YOUR INSTRUCTIONS:
Which of the lines below contain the string "JSON"? Pull each one out of the data.

(Data extracted from a collection)
------------------------------------

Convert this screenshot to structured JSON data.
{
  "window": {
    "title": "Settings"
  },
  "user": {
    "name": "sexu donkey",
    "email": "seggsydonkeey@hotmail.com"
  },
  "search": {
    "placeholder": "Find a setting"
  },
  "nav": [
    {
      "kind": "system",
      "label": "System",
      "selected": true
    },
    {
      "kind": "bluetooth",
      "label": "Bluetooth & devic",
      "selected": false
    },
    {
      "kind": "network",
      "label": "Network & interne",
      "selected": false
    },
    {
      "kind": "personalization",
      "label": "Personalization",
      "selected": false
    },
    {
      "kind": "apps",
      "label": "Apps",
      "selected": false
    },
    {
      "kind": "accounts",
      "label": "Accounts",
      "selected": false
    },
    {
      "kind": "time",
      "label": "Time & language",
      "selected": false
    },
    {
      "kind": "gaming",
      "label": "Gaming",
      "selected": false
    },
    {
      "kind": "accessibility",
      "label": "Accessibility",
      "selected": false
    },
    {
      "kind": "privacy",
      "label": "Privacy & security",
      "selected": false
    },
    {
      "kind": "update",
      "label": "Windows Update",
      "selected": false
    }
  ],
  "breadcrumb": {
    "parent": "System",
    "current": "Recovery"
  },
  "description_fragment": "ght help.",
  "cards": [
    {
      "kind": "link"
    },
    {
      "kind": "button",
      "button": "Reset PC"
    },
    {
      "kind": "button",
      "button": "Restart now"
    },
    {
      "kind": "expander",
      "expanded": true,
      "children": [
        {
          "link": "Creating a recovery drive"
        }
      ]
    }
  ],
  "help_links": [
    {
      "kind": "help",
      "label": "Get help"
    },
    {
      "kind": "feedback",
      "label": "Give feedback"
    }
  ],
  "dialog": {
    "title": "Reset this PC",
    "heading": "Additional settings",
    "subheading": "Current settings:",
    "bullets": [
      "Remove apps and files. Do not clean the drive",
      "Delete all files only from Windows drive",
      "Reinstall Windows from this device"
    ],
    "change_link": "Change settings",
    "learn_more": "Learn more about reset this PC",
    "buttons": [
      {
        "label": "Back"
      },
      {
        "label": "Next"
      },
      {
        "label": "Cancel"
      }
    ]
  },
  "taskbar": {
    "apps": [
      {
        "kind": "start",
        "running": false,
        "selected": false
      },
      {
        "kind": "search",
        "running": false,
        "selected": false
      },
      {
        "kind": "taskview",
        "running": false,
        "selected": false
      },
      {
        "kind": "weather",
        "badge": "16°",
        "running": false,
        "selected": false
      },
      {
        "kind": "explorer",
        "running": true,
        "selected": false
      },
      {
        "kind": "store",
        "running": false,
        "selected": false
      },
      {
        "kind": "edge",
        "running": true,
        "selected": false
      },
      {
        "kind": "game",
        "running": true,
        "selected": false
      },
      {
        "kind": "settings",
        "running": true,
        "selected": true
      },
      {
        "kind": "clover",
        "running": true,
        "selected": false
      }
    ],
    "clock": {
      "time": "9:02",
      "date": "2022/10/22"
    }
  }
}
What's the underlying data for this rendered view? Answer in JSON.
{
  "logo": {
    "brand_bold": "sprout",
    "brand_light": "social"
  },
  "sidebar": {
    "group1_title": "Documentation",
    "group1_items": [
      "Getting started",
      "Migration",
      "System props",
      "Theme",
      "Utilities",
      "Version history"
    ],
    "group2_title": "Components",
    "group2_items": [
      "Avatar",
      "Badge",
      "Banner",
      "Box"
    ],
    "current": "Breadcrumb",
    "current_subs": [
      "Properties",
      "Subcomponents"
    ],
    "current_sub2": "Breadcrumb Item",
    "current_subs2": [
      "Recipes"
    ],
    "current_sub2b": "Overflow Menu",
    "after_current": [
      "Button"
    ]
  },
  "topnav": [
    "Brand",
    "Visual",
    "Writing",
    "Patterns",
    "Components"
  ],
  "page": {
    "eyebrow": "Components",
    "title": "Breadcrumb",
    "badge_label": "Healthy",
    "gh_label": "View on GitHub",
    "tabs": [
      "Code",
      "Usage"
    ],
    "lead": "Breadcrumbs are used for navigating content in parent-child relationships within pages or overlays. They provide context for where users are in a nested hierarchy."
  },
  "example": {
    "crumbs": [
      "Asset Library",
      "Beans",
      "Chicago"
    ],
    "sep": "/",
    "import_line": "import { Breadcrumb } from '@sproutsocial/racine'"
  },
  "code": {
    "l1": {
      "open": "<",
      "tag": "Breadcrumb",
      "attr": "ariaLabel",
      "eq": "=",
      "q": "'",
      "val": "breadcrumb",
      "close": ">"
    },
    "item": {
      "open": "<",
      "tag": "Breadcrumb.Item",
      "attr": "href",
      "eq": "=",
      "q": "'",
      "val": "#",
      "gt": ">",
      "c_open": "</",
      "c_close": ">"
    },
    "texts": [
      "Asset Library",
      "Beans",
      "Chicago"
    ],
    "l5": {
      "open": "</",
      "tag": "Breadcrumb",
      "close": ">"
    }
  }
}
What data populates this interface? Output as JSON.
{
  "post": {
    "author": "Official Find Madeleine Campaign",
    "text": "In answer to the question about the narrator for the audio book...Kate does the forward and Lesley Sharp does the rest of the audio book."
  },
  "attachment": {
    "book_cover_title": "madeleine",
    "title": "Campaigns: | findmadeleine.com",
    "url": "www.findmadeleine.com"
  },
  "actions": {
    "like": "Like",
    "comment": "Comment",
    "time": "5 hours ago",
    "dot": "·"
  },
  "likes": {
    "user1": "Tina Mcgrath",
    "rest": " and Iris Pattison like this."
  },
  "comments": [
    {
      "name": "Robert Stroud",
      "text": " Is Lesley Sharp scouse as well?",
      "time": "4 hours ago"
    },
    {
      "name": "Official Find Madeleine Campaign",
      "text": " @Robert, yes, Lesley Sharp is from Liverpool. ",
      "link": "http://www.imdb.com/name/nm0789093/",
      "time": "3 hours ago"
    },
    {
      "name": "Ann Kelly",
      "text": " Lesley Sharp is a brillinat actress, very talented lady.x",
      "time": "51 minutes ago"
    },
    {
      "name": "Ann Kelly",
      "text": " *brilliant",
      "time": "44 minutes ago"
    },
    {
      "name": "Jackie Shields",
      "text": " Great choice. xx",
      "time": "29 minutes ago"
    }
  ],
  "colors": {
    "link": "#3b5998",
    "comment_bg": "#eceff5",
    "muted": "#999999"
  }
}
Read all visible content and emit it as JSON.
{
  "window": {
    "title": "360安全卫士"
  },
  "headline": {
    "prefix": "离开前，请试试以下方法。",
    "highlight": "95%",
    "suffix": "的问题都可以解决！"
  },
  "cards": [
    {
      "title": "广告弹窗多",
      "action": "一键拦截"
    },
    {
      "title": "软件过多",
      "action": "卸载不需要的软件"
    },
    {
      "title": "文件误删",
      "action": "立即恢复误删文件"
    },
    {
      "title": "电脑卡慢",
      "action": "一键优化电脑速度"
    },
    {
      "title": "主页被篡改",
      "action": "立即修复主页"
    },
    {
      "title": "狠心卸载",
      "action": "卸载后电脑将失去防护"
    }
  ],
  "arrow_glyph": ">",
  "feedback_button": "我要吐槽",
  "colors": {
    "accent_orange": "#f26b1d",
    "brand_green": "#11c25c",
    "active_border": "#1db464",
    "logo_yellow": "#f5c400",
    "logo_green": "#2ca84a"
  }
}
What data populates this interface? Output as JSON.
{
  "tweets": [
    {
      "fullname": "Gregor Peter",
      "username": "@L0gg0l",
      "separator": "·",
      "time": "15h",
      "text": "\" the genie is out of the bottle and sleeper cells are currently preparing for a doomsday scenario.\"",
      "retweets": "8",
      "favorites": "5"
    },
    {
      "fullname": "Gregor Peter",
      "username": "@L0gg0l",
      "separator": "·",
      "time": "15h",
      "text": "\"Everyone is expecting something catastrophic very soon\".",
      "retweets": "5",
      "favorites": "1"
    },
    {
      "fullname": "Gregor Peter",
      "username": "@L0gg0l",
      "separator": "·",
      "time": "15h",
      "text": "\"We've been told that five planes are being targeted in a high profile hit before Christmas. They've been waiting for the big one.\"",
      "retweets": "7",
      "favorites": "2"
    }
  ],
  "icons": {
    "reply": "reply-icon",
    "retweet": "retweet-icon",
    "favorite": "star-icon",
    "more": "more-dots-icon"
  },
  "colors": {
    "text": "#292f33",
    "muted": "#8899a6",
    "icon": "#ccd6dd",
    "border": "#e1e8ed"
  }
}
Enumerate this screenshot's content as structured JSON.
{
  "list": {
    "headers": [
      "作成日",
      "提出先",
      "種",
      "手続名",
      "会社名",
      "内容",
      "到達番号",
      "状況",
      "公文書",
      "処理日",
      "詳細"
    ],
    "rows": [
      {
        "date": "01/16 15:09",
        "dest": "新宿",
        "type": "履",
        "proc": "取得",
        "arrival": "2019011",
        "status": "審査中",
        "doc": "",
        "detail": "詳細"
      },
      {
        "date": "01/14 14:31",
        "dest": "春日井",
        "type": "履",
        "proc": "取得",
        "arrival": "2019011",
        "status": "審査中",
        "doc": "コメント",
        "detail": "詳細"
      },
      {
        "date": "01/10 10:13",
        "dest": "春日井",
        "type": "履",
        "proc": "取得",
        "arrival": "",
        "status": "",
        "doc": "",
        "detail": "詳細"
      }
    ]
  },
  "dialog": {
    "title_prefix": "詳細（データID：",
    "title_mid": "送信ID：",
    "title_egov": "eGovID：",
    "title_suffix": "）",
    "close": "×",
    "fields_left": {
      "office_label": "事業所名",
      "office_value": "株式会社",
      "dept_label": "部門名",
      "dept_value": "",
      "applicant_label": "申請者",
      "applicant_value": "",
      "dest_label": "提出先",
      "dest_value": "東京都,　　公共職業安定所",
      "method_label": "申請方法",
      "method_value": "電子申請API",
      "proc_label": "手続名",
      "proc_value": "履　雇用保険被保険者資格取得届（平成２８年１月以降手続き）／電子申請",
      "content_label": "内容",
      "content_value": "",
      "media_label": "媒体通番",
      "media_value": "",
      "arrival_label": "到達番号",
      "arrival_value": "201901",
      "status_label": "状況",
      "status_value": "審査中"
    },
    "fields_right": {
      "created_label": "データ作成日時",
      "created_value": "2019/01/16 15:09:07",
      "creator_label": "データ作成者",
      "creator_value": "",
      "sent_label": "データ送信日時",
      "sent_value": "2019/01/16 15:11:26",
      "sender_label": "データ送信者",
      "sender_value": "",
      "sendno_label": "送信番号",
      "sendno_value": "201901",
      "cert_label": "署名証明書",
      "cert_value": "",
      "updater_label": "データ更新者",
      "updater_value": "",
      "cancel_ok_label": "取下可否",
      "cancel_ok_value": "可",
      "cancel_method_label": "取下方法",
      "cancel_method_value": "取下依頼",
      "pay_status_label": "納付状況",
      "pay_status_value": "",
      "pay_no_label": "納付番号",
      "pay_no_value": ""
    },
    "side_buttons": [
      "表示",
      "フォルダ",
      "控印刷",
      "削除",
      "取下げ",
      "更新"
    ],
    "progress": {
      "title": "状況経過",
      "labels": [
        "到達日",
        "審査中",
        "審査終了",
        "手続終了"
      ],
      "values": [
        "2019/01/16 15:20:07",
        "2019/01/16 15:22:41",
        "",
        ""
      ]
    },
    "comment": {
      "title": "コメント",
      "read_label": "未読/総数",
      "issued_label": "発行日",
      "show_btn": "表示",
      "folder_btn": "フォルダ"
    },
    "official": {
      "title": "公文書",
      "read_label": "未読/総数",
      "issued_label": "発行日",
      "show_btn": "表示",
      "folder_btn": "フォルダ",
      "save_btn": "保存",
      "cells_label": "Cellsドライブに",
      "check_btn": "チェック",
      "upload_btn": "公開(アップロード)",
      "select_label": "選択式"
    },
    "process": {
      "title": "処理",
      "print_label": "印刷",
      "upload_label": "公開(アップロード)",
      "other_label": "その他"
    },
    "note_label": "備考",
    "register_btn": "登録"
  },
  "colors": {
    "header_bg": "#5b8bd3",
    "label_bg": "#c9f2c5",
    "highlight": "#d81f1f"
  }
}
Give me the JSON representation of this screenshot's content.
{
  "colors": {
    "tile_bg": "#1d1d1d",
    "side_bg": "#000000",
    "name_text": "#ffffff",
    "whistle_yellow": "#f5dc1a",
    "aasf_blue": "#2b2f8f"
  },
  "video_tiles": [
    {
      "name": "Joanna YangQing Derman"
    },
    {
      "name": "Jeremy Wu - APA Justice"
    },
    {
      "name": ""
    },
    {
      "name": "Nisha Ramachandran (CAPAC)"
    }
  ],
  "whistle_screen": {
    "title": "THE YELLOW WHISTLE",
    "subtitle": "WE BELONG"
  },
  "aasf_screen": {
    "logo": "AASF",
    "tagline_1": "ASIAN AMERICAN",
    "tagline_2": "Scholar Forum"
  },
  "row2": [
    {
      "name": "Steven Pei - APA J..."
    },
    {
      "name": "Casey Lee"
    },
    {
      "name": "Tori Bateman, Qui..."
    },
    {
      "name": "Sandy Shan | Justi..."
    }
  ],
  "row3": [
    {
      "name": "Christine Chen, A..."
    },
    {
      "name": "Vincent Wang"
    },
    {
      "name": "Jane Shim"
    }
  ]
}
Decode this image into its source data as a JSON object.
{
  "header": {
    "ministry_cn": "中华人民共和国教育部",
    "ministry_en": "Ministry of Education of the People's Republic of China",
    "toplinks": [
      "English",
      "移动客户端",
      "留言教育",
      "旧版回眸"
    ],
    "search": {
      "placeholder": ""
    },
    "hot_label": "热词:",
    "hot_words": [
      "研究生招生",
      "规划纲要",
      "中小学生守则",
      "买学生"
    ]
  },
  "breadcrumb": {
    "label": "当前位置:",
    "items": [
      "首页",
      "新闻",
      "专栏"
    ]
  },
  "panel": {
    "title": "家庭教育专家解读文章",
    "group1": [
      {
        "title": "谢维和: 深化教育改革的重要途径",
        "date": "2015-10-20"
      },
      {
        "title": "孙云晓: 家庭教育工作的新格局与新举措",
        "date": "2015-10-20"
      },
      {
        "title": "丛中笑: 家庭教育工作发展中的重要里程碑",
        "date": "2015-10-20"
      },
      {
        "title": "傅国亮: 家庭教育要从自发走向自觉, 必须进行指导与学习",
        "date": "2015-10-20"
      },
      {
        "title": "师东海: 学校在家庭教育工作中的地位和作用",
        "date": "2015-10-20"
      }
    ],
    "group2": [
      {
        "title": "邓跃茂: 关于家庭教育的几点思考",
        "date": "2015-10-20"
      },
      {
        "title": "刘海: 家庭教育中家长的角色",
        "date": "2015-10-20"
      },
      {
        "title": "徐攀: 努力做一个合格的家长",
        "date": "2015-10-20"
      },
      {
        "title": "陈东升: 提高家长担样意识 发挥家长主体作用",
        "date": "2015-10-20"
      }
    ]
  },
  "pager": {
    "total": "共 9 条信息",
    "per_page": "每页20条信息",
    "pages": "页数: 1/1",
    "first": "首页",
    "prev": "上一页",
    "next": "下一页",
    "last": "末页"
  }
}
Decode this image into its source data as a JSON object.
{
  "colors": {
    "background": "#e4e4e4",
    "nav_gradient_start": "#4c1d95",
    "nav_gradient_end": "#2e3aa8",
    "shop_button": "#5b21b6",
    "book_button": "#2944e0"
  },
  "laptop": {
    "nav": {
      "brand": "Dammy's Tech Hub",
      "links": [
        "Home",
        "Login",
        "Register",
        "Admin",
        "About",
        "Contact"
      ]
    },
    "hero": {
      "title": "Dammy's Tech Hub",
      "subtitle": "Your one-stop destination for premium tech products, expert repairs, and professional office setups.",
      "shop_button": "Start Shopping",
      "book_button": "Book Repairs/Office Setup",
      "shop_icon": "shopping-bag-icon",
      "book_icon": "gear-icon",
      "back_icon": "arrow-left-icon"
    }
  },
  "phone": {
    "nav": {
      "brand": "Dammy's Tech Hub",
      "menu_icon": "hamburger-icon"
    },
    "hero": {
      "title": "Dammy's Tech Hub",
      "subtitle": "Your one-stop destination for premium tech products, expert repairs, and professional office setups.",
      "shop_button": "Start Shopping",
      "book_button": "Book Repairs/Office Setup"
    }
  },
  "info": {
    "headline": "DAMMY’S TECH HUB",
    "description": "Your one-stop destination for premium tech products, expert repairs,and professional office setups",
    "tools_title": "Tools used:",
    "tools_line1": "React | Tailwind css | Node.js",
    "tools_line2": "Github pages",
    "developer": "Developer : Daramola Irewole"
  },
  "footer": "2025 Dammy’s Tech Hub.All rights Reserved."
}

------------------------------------

EXPECTED ANSWER:
Convert this screenshot to structured JSON data.
What's the underlying data for this rendered view? Answer in JSON.
What data populates this interface? Output as JSON.
Read all visible content and emit it as JSON.
What data populates this interface? Output as JSON.
Enumerate this screenshot's content as structured JSON.
Give me the JSON representation of this screenshot's content.
Decode this image into its source data as a JSON object.
Decode this image into its source data as a JSON object.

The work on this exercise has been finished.